Saffron has a long history of medicinal use. In fact, saffron was used as an herbal remedy for a host of ailments by the ancient Arabian, Indian, and Chinese cultures.4 And during the European Middle Ages, saffron was introduced to Spain by Arabic people. From there it spread throughout Western Europe as a dye and a delicacy, but also, most prominently, as a mood enhancer.5
Those healing properties are believed to stem from the many antioxidants found in saffron, which include kaempferol, safranal, crocin and crocetin.
Crocin and crocetin are the two antioxidant carotenoids responsible for the deep yellow-orange color of saffron, and both may have antidepressant properties. They’re also believed to help reduce appetite, limit inflammation, protect brain cells and, especially in the case of crocetin, even fight cancer.6
Anti-tumor agent works in four ways
Crocetin has shown significant potential as an anti-tumor agent in various animal models and cell culture systems, thanks to a unique ability to halt the growth of cancer cells. Crocetin appears to work against cancer in four important ways:
- Inhibits the synthesis of nucleic acid that’s necessary for the growth of cancer cells.
- Improves anti-oxidative systems.
- Kills cancer cells by inducing apoptosis (cell suicide).
- Stops the signals required for cancer to grow and spread.7
There’s evidence of these actions of crocetin, and saffron in general, within more than 150 scholarly articles written about the spice’s effect on cancer. In virtually all the published papers, saffron and its carotenoids stop cancer from growing and spreading.8
One of the most notable studies is about the effect of crocetin on esophageal cancer when combined with a chemotherapy drug called cisplatin. In the study, researchers treated cancer cells singularly with crocetin or cisplatin, or a combination of both.
Interestingly, it was the combined effect of the natural crocetin with the drug cisplatin that resulted in the most significant levels of cell apoptosis and lowered cell proliferation, suggesting the two have an excellent synergistic effect.9
This bodes well for the future of esophageal cancer, which has the highest incidence rate worldwide and tragically often surfaces only in the advanced stages, usually meaning a poor prognosis for patients.
Chemotherapy with cisplatin is often the go-to treatment, but it has a terrible toxicity effect and side effect rate. Combining cisplatin with a plant-based treatment that improves efficacy and reduces toxicity could have a great influence on overall treatment outcome.10
Also helps mood and memory, and
The most common medicinal uses for saffron today are to improve mood, boost libido, and enhance memory.11 The spice is also touted for its role in alleviating premenstrual syndrome.12

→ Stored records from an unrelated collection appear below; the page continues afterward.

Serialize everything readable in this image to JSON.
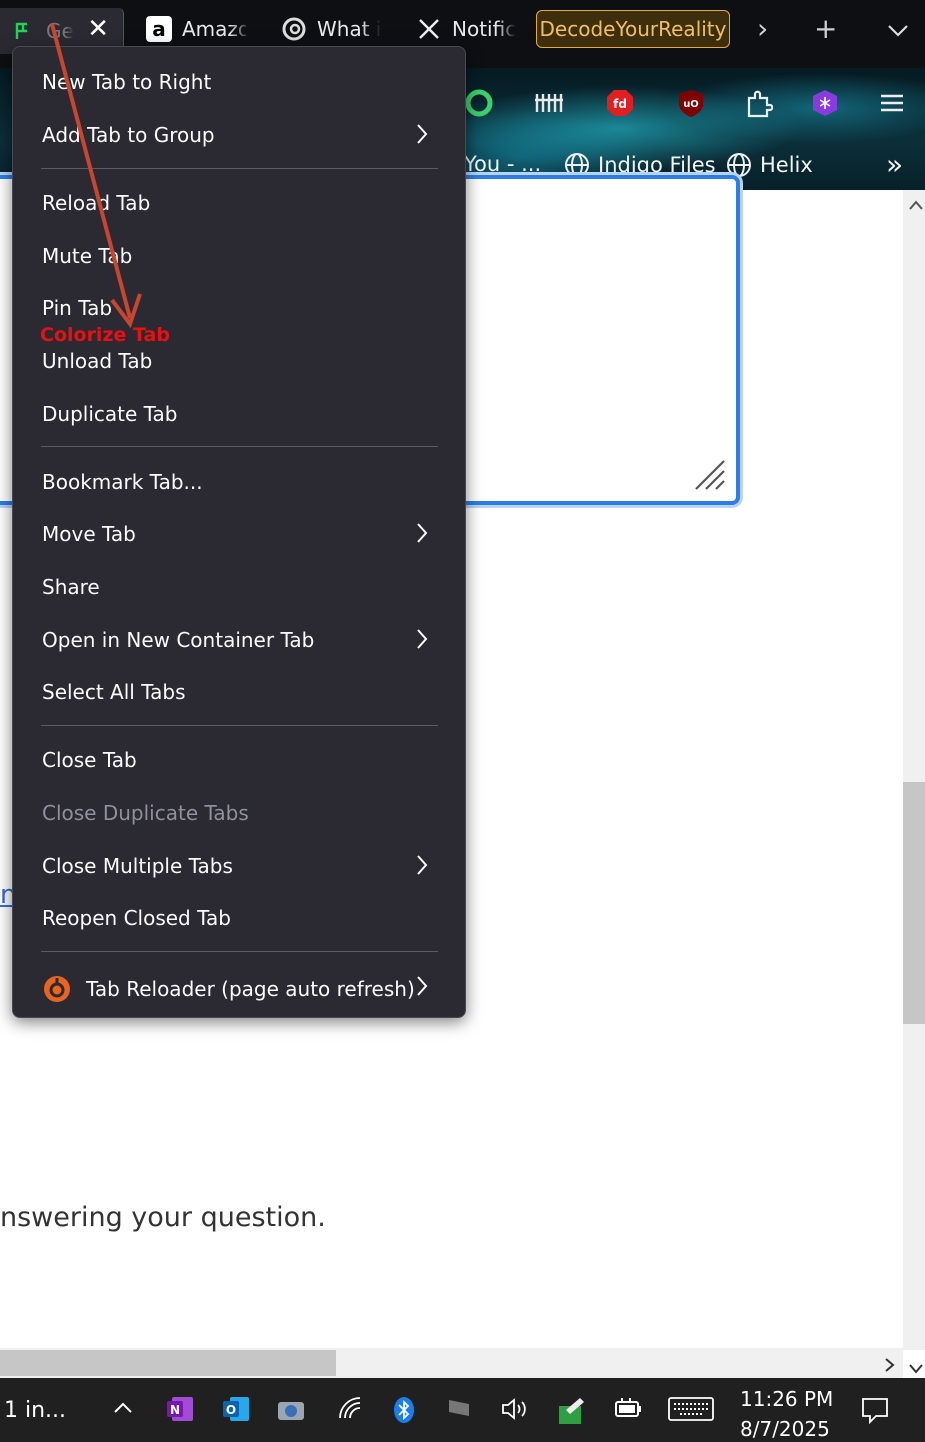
{
  "tabs": {
    "active": {
      "title": "Ge",
      "close": "✕"
    },
    "items": [
      {
        "label": "Amazo",
        "icon": "amazon-icon"
      },
      {
        "label": "What i",
        "icon": "threads-icon"
      },
      {
        "label": "Notific",
        "icon": "x-icon"
      }
    ],
    "highlight_tab": "DecodeYourReality",
    "more": "›",
    "new_tab": "+",
    "list_all": "⌄"
  },
  "bookmarks": [
    {
      "label": "You - ..."
    },
    {
      "label": "Indigo Files",
      "icon": "globe-icon"
    },
    {
      "label": "Helix",
      "icon": "globe-icon"
    }
  ],
  "bookmarks_overflow": "»",
  "toolbar_menu": "≡",
  "context_menu": {
    "items": [
      {
        "label": "New Tab to Right",
        "submenu": false
      },
      {
        "label": "Add Tab to Group",
        "submenu": true
      },
      {
        "label": "Reload Tab",
        "submenu": false
      },
      {
        "label": "Mute Tab",
        "submenu": false
      },
      {
        "label": "Pin Tab",
        "submenu": false
      },
      {
        "label": "Unload Tab",
        "submenu": false
      },
      {
        "label": "Duplicate Tab",
        "submenu": false
      },
      {
        "label": "Bookmark Tab...",
        "submenu": false
      },
      {
        "label": "Move Tab",
        "submenu": true
      },
      {
        "label": "Share",
        "submenu": false
      },
      {
        "label": "Open in New Container Tab",
        "submenu": true
      },
      {
        "label": "Select All Tabs",
        "submenu": false
      },
      {
        "label": "Close Tab",
        "submenu": false
      },
      {
        "label": "Close Duplicate Tabs",
        "submenu": false,
        "disabled": true
      },
      {
        "label": "Close Multiple Tabs",
        "submenu": true
      },
      {
        "label": "Reopen Closed Tab",
        "submenu": false
      },
      {
        "label": "Tab Reloader (page auto refresh)",
        "submenu": true,
        "icon": "tab-reloader-icon"
      }
    ],
    "annotation": "Colorize Tab"
  },
  "page": {
    "body_text": "nswering your question.",
    "link_fragment": "ne"
  },
  "taskbar": {
    "left_label": "1 in...",
    "show_hidden": "^",
    "time": "11:26 PM",
    "date": "8/7/2025"
  },
  "colors": {
    "menu_bg": "#2b2a33",
    "accent_blue": "#2b7ee8",
    "annotation_red": "#e81010",
    "arrow": "#c8452e",
    "highlight_tab_border": "#e6a93a"
  }
}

Many of these additional health benefits come from other compounds within saffron. For example, safranal is the origin of saffron’s distinct taste and aroma. Studies suggest that this rich compound boosts mood, improves memory and learning ability, as well as fights oxidative stress.

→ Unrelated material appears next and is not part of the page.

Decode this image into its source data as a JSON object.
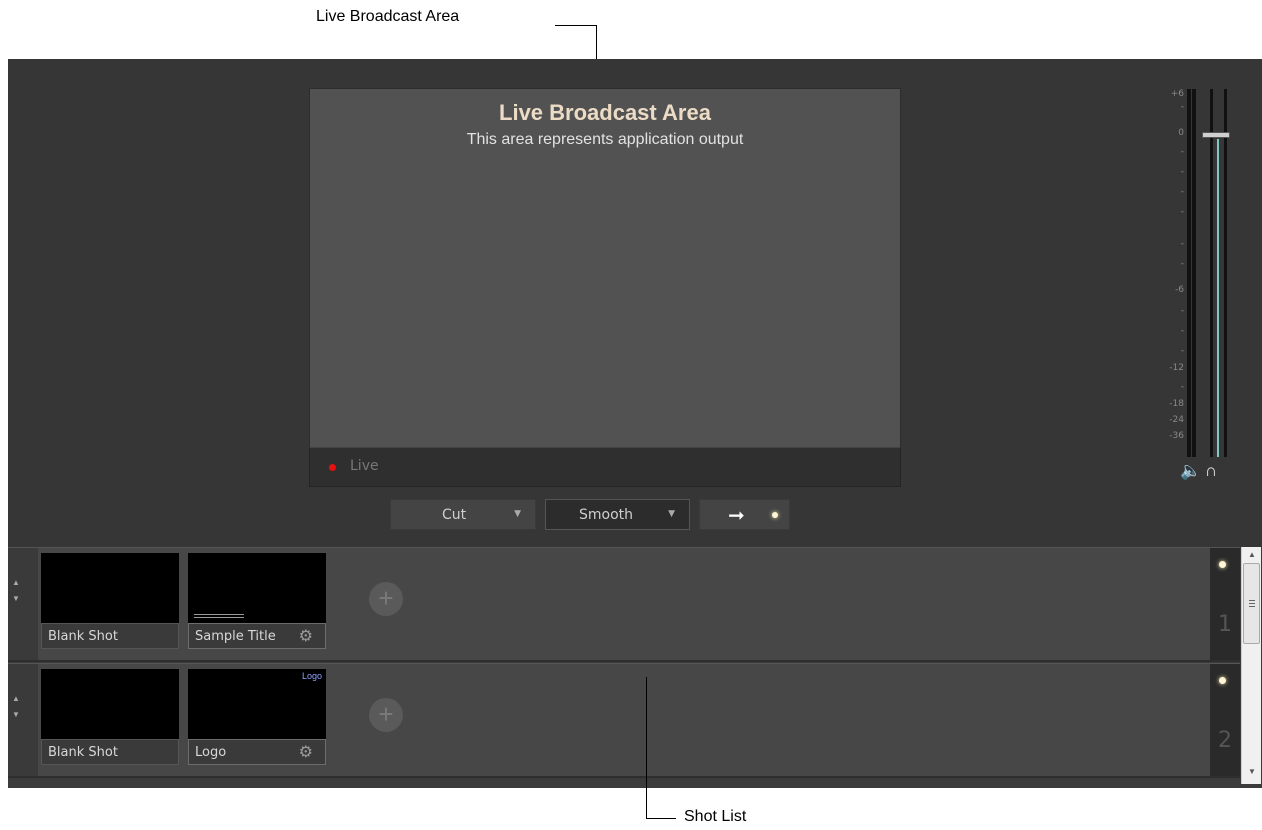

Meanwhile another compound in saffron, called kaempferol, helps reduce inflammation and depressive activity while also providing some anti-cancer properties.13
Grow your own at minimal cost
If you want to produce your own saffron from home, you won’t need a lot of space. The stems of the crocus plant only reach three to six inches in height, making it one of the most compact garden bulbs you can plant.
About two-dozen saffron crocus plants should supply you with enough of the coveted spice in their first year to season at least a few memorable dishes. Every year after that, the plants will multiply and you’ll be able to harvest more of the spicy stigmas.14 The only catch is that crocus bulbs require a cold winter while they’re dormant. To grow them inside, you can work around this by refrigerating them for a while – I’ll leave it you to look up the details.
Along with consuming saffron as a flavor in your food, you can also buy it online in capsules, which are generally broken up into servings of 100 mg or less.
It should be noted that, like many other herbs and spices, overconsumption can lead to illness and even death. The World Health Organization (WHO) states that eating 20 grams of saffron in a day (the better part of an ounce), can be fatal.15 But that’s a heck of a lot so I’m going to assume good sense will protect you and others from that hazard.